Generally anyone who maintains an open source project can apply to MOSS, including individuals, NGOs, and for-profit companies. Individuals and entities on the SDN list, other sanctions lists, or who Mozilla is otherwise legally prohibited from engaging are not eligible to receive funding from MOSS. Individuals with a documented violation of Mozilla’s Community Participation Guidelines may not be eligible to receive funding from MOSS.
- For Tracks I,II, and IV, what are you looking for in the reference letter? (Open Source Champion/Mozilla Champion)
For Track I (Foundational Technologies) projects, your application should include an endorsement from a Mozilla Champion who can describe how your project is used by Mozilla and why it is an important dependency for our work.

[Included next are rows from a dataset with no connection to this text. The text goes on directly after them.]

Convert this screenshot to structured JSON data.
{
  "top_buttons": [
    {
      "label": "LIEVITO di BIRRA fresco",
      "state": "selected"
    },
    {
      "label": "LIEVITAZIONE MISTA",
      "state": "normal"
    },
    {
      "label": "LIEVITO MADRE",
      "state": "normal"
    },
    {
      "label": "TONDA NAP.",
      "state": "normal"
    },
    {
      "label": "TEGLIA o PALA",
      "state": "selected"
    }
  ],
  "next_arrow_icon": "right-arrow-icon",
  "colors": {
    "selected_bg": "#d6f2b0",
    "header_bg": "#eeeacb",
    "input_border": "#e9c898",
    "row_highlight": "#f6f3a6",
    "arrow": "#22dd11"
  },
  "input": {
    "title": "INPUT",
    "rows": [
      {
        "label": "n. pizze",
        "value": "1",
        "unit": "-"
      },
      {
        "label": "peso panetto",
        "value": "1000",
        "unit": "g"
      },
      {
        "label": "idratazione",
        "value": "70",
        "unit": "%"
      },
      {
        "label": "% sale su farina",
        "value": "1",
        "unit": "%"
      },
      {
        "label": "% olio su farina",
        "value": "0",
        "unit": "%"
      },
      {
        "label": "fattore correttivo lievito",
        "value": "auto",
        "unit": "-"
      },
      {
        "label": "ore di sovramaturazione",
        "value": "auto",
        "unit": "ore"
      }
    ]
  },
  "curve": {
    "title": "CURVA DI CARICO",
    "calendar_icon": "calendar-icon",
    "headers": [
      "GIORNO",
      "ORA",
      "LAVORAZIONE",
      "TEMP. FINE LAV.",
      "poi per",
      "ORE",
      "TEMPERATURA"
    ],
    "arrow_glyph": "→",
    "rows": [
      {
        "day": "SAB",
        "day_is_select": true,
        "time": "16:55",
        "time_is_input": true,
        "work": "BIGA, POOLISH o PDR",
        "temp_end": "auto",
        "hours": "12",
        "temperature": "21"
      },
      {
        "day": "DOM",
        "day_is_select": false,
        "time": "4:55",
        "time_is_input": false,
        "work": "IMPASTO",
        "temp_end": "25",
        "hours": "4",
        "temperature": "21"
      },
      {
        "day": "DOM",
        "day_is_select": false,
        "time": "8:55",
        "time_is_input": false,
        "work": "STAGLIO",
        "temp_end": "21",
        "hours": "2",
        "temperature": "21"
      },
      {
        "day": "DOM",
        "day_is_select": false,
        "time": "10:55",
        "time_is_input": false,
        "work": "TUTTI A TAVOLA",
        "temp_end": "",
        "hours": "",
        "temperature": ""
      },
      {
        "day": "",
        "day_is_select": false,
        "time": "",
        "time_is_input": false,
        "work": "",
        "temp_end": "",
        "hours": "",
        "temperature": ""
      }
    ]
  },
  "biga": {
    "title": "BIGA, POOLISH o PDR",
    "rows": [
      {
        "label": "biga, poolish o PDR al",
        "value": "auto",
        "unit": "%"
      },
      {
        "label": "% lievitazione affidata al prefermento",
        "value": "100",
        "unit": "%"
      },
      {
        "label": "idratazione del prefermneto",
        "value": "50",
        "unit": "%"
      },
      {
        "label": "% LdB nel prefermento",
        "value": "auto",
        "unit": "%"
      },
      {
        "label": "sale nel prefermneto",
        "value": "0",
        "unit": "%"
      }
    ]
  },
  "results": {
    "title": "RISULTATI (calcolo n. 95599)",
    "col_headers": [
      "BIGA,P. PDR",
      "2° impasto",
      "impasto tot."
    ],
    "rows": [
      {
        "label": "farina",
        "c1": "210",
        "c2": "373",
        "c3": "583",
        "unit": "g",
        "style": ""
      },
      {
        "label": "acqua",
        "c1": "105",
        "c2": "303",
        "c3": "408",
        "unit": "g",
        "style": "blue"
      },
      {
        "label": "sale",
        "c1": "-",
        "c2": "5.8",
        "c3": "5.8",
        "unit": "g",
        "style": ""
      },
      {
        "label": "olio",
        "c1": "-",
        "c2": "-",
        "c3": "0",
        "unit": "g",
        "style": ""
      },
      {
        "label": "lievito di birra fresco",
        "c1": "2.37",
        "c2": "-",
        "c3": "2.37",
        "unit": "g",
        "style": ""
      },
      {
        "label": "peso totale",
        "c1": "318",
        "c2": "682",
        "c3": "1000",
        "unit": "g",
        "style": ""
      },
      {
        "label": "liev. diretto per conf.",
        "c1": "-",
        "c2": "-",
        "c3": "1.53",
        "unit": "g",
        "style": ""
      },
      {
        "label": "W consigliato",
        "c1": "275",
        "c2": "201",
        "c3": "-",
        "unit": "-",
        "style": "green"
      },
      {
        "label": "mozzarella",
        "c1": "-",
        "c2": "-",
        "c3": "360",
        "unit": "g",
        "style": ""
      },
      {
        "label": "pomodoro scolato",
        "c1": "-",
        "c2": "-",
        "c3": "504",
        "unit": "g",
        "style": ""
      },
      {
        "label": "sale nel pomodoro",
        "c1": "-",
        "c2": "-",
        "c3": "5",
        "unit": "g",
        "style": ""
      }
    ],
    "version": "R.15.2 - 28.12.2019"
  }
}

For Track II (Mission Partners) projects, your application should include an endorsement from someone who can vouch for the impact of your project on the larger open source ecosystem.
- What about taxes?
Recipients are responsible for determining the tax implications of receiving an award, based on their respective countries’ tax laws and compliance requirements. Amounts applied for should be sized such that any tax or other liability that will be incurred is accounted for. Mozilla reserves the right to use different payment mechanisms or tax characterizations for different awards in the MOSS program based on a number of factors specific to each award.
- Can you share an example Schedule of Work (SoW) for a past MOSS project?
- How can I learn more about MOSS? Is there someone I can talk to about my project idea?
We would love to talk to you about your project idea or answer any questions you may have about MOSS. To reach the MOSS project team, please contact us at [email protected].